### [WHAT YOU NEED TO DO]
Lift out all lines below that contain "chevron".
· · ·
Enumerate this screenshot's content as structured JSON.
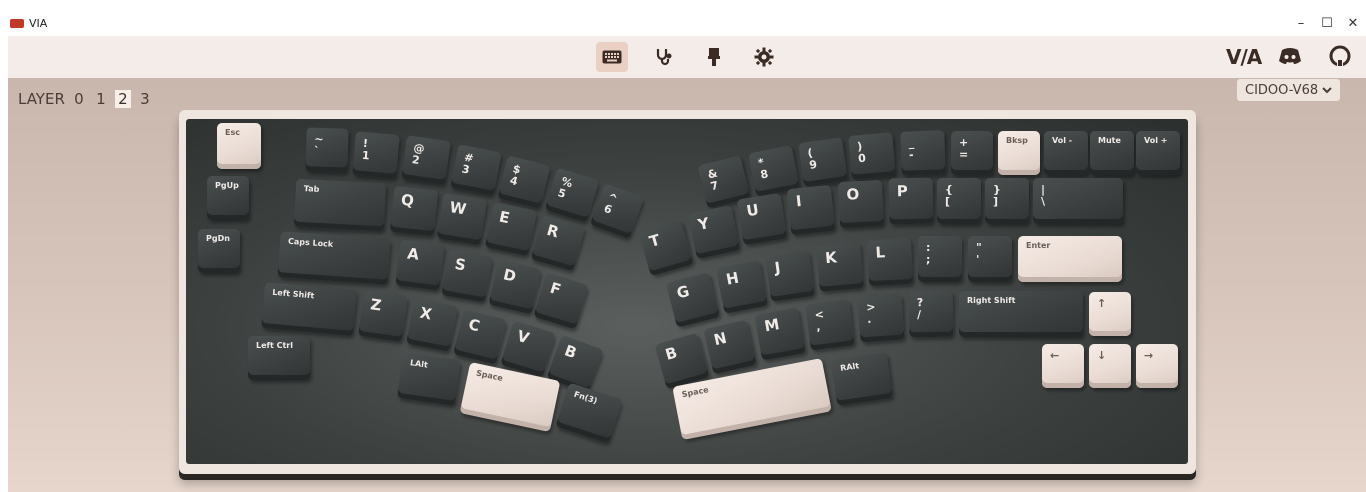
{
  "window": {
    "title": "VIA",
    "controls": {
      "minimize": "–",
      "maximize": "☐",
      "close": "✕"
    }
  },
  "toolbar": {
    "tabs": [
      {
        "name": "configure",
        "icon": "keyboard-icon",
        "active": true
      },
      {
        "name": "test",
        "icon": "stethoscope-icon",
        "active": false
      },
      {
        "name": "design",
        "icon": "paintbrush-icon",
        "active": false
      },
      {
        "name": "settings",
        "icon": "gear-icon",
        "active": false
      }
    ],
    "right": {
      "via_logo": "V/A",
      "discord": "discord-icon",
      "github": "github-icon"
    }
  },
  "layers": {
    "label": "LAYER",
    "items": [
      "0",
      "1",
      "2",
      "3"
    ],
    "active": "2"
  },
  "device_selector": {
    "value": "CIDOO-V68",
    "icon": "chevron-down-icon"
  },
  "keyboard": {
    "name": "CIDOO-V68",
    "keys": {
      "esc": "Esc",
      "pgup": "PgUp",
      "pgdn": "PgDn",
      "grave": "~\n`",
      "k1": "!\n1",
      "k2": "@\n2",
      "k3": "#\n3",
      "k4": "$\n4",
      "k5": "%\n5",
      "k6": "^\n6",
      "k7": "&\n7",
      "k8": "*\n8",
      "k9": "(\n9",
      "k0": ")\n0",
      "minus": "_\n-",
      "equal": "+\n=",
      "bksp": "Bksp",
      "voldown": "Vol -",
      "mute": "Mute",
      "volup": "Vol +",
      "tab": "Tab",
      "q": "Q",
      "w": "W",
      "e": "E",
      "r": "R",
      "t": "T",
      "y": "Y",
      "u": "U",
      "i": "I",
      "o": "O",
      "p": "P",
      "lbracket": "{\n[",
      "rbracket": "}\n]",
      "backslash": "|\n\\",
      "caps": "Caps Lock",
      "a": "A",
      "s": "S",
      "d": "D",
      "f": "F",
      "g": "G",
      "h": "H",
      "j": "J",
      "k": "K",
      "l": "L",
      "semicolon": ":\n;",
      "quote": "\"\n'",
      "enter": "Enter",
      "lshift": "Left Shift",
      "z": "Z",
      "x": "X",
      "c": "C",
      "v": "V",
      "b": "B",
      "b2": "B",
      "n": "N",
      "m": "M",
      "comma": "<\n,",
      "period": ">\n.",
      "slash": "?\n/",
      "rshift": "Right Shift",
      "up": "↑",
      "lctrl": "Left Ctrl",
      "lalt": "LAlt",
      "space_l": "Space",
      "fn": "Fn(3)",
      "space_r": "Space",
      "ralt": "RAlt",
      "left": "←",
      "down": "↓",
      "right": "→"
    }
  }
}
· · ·
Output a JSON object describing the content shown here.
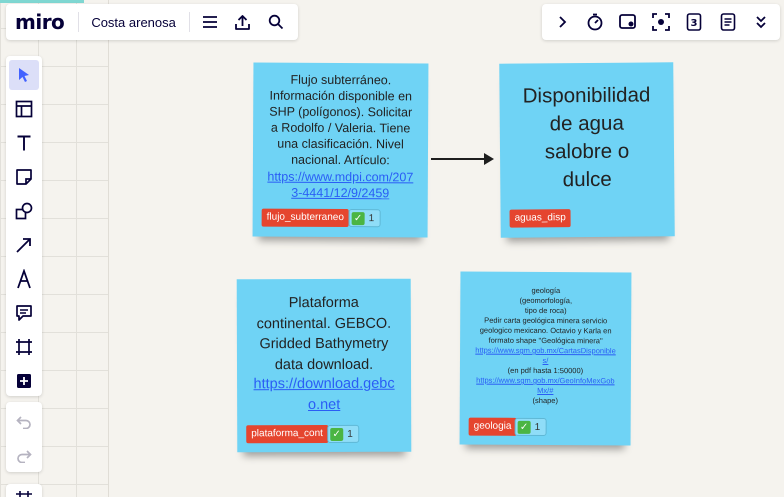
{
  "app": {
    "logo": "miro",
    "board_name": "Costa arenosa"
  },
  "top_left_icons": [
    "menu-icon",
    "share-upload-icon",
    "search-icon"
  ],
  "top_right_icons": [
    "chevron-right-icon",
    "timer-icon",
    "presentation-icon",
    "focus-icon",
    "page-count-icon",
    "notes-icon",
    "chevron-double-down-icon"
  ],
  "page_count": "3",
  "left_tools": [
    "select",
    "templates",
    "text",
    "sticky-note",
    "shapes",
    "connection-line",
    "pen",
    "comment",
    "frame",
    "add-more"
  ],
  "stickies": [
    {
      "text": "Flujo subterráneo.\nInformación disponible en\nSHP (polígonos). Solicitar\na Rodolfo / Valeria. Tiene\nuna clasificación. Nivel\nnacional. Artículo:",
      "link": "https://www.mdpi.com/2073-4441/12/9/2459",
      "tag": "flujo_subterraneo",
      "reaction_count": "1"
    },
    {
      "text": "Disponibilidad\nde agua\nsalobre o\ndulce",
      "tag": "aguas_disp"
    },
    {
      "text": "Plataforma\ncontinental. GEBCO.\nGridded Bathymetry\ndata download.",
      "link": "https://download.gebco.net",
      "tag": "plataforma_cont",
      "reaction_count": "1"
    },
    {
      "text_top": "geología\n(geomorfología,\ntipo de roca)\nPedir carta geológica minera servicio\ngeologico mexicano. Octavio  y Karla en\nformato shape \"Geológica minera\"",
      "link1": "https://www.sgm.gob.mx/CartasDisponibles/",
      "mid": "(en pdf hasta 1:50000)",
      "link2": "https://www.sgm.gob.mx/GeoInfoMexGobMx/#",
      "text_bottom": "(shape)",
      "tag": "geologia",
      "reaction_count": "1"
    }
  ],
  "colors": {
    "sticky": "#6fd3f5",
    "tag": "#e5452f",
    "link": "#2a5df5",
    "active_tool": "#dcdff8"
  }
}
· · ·
### [TASK ANSWER]
    "icon": "chevron-down-icon"
    "chevron-right-icon",
    "chevron-double-down-icon"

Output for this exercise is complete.